* _Exercise brief_:
Each line that includes "posts" must be copied from the records.

* _Provided entries_:
■ ■ ■

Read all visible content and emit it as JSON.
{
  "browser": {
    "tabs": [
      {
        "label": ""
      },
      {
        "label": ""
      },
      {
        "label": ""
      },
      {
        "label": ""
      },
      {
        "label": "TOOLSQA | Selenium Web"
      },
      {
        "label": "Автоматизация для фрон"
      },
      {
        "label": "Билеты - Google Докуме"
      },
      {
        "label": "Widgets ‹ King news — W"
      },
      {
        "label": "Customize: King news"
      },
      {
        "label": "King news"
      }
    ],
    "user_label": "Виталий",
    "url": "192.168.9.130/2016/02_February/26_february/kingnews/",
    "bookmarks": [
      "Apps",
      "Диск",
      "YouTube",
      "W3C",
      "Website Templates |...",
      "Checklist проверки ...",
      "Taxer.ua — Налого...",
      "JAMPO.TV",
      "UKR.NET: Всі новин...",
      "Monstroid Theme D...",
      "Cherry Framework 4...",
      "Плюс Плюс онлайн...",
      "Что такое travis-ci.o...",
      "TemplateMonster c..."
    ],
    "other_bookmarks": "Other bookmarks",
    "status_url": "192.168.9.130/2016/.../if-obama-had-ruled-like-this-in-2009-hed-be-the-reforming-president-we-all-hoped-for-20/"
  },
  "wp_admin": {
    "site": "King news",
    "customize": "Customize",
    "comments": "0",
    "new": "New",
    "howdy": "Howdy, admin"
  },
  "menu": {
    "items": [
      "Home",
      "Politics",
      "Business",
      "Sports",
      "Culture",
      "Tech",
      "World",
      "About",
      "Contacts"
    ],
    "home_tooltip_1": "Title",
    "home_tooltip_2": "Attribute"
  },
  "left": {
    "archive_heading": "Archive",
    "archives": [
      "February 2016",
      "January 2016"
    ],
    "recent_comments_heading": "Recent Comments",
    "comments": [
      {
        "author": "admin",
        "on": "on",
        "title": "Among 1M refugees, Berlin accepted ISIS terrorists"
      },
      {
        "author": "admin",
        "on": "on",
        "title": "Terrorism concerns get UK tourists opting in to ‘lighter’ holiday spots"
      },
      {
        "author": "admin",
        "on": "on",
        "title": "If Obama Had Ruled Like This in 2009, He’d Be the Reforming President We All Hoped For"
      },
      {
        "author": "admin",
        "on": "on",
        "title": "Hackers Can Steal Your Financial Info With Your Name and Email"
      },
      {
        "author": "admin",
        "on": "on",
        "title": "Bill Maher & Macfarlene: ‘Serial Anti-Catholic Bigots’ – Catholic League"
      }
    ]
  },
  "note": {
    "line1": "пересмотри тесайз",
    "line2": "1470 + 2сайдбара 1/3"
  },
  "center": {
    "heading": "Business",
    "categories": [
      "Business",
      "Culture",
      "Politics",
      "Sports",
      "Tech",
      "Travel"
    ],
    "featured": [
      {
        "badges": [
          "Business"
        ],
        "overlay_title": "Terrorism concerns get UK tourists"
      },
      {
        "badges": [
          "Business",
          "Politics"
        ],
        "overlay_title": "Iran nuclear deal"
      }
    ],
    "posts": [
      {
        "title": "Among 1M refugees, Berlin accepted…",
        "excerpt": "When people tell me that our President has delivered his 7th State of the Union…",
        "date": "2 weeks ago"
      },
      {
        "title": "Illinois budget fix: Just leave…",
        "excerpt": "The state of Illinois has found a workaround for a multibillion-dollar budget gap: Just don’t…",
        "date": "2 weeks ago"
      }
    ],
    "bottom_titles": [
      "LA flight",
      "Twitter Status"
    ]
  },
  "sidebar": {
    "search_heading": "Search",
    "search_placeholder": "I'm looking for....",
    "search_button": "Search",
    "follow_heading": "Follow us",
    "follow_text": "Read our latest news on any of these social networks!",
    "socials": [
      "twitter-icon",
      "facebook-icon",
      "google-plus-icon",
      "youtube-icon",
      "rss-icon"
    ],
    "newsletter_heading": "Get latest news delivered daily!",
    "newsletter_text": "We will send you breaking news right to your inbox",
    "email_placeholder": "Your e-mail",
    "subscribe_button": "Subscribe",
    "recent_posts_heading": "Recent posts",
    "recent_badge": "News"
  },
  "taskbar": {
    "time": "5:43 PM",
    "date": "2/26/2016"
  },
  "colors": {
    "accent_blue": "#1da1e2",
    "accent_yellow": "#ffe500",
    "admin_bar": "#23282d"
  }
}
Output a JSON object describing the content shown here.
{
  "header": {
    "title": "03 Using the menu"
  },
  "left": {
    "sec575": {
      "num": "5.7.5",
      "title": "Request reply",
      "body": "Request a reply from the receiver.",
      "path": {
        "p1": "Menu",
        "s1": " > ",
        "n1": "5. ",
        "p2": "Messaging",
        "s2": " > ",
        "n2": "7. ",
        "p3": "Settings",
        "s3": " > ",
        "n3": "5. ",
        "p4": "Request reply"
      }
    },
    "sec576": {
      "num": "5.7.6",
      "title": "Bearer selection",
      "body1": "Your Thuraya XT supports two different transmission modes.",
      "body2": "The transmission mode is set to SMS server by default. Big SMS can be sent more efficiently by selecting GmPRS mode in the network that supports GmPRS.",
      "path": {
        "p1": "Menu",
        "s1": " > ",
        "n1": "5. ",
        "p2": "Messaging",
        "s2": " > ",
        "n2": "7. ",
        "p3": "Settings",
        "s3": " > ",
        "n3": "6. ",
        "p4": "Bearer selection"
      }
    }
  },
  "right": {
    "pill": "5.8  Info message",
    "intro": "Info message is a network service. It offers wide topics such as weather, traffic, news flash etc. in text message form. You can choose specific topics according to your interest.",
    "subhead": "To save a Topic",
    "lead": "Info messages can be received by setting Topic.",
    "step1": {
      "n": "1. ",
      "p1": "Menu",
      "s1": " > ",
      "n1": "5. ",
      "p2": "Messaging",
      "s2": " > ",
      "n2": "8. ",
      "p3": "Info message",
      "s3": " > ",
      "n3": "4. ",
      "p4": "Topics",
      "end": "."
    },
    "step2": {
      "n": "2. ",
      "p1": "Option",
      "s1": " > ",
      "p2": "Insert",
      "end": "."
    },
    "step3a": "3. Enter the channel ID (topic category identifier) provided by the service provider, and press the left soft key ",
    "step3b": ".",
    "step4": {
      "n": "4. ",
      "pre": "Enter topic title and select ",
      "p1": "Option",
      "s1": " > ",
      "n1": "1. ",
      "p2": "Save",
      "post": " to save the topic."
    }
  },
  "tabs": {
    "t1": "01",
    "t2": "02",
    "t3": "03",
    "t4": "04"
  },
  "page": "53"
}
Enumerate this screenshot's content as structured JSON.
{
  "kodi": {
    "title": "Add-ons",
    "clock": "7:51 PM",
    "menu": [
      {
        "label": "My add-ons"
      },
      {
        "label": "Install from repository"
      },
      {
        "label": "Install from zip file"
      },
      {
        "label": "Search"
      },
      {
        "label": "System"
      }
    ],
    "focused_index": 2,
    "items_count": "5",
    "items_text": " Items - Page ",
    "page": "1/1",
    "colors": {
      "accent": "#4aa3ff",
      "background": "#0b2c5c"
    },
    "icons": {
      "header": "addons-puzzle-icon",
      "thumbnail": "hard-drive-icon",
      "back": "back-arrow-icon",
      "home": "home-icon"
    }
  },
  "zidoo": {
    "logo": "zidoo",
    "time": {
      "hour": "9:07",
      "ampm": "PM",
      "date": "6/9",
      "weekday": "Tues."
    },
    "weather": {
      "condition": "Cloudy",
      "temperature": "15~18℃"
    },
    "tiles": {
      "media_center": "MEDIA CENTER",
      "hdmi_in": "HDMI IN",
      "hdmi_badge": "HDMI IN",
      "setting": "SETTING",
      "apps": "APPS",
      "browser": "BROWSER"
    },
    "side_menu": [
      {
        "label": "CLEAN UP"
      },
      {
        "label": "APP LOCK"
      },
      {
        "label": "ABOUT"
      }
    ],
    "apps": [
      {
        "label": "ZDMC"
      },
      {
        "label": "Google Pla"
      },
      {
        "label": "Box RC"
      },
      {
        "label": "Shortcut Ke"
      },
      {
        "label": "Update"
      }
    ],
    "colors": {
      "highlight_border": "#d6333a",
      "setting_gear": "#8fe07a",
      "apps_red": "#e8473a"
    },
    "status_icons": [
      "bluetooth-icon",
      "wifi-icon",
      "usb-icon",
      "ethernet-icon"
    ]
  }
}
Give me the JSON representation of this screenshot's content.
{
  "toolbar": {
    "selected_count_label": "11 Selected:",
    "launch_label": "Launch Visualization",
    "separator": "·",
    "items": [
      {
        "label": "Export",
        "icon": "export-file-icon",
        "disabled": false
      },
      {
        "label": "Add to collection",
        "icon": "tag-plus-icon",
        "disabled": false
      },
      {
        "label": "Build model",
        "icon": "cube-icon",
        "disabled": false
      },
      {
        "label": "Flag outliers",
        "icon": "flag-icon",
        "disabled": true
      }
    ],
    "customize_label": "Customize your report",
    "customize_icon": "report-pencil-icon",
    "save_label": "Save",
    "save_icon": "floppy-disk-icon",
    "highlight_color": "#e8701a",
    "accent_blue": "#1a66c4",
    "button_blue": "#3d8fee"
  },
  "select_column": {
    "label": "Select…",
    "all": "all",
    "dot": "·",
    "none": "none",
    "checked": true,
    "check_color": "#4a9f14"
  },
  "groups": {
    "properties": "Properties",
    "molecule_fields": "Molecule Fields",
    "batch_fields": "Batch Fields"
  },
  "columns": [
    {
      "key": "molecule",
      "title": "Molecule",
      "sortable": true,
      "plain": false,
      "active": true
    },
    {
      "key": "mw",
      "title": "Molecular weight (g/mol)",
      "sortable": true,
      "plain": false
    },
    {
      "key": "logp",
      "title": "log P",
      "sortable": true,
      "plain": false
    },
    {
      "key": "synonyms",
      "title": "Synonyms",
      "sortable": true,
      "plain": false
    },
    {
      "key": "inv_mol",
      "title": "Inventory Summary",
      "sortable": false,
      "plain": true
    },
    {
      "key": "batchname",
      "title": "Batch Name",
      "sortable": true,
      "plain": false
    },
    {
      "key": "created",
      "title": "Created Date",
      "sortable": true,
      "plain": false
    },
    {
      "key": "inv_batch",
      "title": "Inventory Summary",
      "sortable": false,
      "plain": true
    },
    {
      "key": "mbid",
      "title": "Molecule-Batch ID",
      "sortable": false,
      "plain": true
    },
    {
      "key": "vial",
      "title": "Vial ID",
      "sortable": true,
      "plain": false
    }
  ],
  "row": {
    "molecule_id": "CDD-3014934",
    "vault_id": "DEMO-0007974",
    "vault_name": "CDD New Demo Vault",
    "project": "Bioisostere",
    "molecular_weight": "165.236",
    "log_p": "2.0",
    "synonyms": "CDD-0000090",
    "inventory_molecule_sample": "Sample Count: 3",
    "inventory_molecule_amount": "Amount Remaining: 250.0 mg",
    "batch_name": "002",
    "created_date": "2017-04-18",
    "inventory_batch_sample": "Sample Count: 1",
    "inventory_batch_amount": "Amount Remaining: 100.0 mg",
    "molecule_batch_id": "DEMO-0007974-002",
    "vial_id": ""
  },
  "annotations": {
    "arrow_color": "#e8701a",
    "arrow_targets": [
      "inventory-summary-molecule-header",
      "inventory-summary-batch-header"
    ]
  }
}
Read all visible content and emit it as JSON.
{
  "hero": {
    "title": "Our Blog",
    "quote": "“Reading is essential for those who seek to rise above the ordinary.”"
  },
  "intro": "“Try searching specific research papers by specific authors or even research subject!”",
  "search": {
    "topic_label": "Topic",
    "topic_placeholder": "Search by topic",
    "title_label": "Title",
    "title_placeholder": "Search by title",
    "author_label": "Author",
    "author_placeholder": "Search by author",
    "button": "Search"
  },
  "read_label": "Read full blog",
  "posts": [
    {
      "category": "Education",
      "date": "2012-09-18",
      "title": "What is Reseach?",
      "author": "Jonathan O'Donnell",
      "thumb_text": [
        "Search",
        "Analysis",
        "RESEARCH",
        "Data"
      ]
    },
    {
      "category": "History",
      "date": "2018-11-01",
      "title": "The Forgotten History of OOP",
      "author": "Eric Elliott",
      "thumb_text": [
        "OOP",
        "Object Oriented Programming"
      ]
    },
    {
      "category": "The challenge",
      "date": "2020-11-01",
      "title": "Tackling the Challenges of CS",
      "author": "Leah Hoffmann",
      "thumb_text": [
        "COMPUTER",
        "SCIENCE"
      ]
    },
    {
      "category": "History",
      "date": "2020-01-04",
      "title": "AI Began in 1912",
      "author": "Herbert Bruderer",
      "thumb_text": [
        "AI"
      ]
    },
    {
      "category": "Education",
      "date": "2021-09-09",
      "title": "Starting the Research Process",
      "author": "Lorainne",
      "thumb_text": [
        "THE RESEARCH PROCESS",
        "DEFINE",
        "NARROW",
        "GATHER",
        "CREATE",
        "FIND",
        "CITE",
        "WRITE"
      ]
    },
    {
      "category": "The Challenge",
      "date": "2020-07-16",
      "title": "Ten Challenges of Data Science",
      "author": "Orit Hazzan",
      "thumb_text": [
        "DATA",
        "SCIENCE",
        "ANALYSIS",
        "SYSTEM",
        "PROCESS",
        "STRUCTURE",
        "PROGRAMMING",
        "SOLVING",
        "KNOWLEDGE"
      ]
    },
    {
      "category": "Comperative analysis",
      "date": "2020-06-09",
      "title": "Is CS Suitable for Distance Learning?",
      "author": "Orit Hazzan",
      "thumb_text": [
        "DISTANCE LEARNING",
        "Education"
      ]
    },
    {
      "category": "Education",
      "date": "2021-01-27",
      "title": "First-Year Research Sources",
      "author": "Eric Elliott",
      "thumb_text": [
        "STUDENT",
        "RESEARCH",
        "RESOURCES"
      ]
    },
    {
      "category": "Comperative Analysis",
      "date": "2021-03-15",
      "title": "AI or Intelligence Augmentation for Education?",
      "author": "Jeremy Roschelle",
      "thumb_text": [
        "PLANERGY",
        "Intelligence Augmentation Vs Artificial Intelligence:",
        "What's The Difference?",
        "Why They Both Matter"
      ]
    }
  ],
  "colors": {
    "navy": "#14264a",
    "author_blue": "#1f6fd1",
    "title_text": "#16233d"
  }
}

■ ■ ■

* _Result below_:
    "posts": [
    "recent_posts_heading": "Recent posts",
  "posts": [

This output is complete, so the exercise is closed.